• The 3D stresses are equal in magnitude in all directions; like the radii of a sphere
• The magnitude of pressure is equal to the mean of the principal stresses
• The mean stress or hydrostatic component of stress:
P = (σ 1 + σ 2 + σ 3 ) / 3
• Pressure is positive when it is compressive, and negative when it is tensile
22.
Pressure Leads to Dilation
• Dilation (+ev & -ev)
– Volume change; no shape change involved
– We will discuss dilation when we define strain
ev=(v´-vo)/vo = δv/vo
[no dimension]
– Where v´ & vo are final & original volumes, respectively
23.
Isotropic Pressure
• Fluids (liquids/gases) such as magma or water, are stressed equally in
all directions
• Examples of isotropic pressure:
– hydrostatic, lithostatic, atmospheric
• All of these are pressures (P) due to the column of water, rock, or air,
with thickness z and density ρ; g is the acceleration due to gravity:
P = ρgz
A particular slide catching your eye?

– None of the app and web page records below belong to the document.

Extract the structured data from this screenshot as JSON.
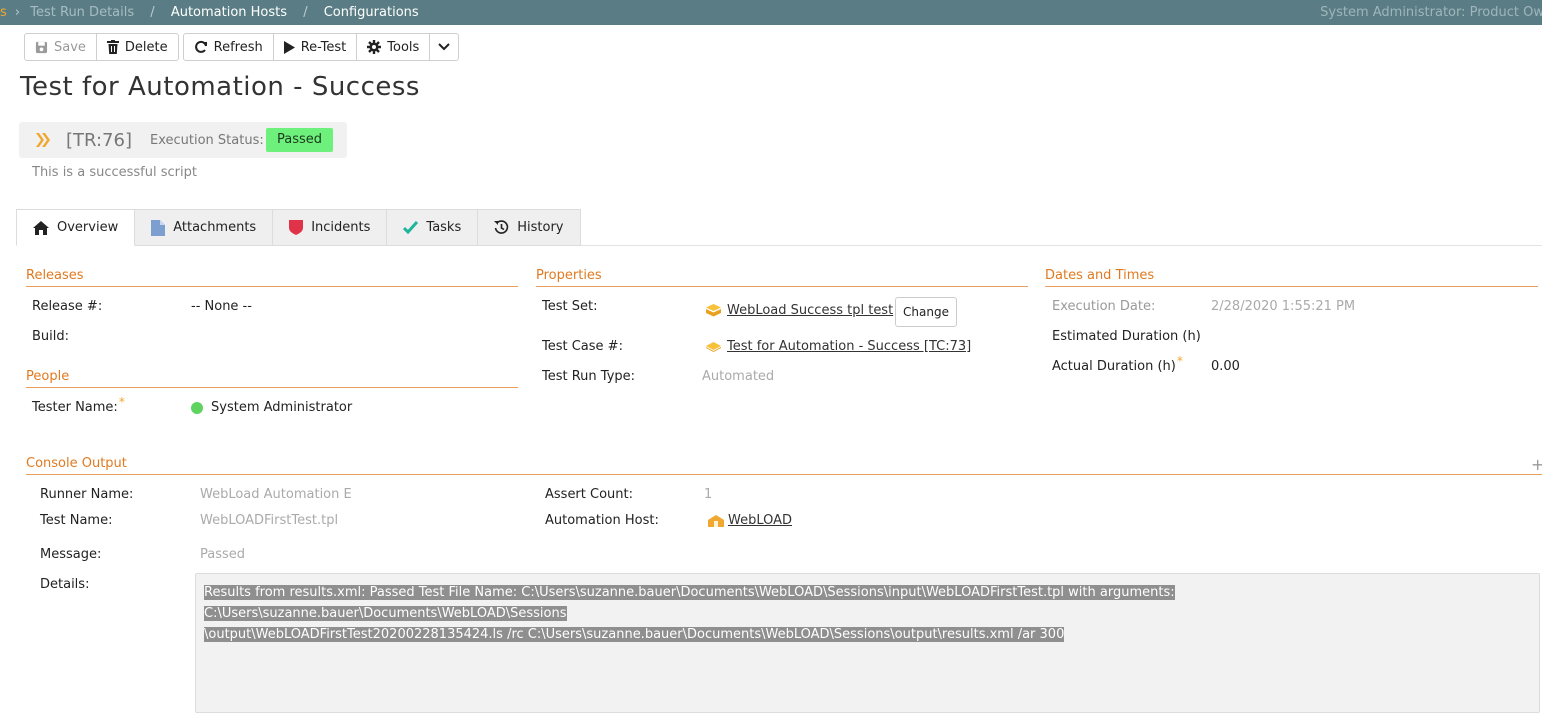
{
  "topbar": {
    "fragment": "s",
    "crumb_faded": "Test Run Details",
    "crumb_1": "Automation Hosts",
    "crumb_2": "Configurations",
    "user": "System Administrator: Product Ow"
  },
  "toolbar": {
    "save": "Save",
    "delete": "Delete",
    "refresh": "Refresh",
    "retest": "Re-Test",
    "tools": "Tools"
  },
  "page": {
    "title": "Test for Automation - Success",
    "id": "[TR:76]",
    "execution_status_label": "Execution Status:",
    "execution_status": "Passed",
    "description": "This is a successful script"
  },
  "tabs": [
    {
      "label": "Overview"
    },
    {
      "label": "Attachments"
    },
    {
      "label": "Incidents"
    },
    {
      "label": "Tasks"
    },
    {
      "label": "History"
    }
  ],
  "releases": {
    "heading": "Releases",
    "release_label": "Release #:",
    "release_value": "-- None --",
    "build_label": "Build:"
  },
  "people": {
    "heading": "People",
    "tester_label": "Tester Name:",
    "tester_value": "System Administrator"
  },
  "properties": {
    "heading": "Properties",
    "test_set_label": "Test Set:",
    "test_set_value": "WebLoad Success tpl test",
    "change_label": "Change",
    "test_case_label": "Test Case #:",
    "test_case_value": "Test for Automation - Success [TC:73]",
    "run_type_label": "Test Run Type:",
    "run_type_value": "Automated"
  },
  "dates": {
    "heading": "Dates and Times",
    "exec_date_label": "Execution Date:",
    "exec_date_value": "2/28/2020 1:55:21 PM",
    "est_duration_label": "Estimated Duration (h)",
    "act_duration_label": "Actual Duration (h)",
    "act_duration_value": "0.00"
  },
  "console": {
    "heading": "Console Output",
    "runner_label": "Runner Name:",
    "runner_value": "WebLoad Automation E",
    "test_name_label": "Test Name:",
    "test_name_value": "WebLOADFirstTest.tpl",
    "message_label": "Message:",
    "message_value": "Passed",
    "details_label": "Details:",
    "assert_label": "Assert Count:",
    "assert_value": "1",
    "host_label": "Automation Host:",
    "host_value": "WebLOAD",
    "details_line_1": "Results from results.xml: Passed Test File Name: C:\\Users\\suzanne.bauer\\Documents\\WebLOAD\\Sessions\\input\\WebLOADFirstTest.tpl with arguments: C:\\Users\\suzanne.bauer\\Documents\\WebLOAD\\Sessions",
    "details_line_2": "\\output\\WebLOADFirstTest20200228135424.ls /rc C:\\Users\\suzanne.bauer\\Documents\\WebLOAD\\Sessions\\output\\results.xml /ar 300"
  },
  "colors": {
    "topbar": "#5a7d85",
    "accent_orange": "#e07a20",
    "status_passed": "#6ef07c"
  },
  "icons": {
    "save": "floppy-icon",
    "delete": "trash-icon",
    "refresh": "refresh-icon",
    "retest": "play-icon",
    "tools": "gear-icon",
    "more": "chevron-down-icon"
  }
}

Clipping is a handy way to collect important slides you want to go back to later.
Be the first to comment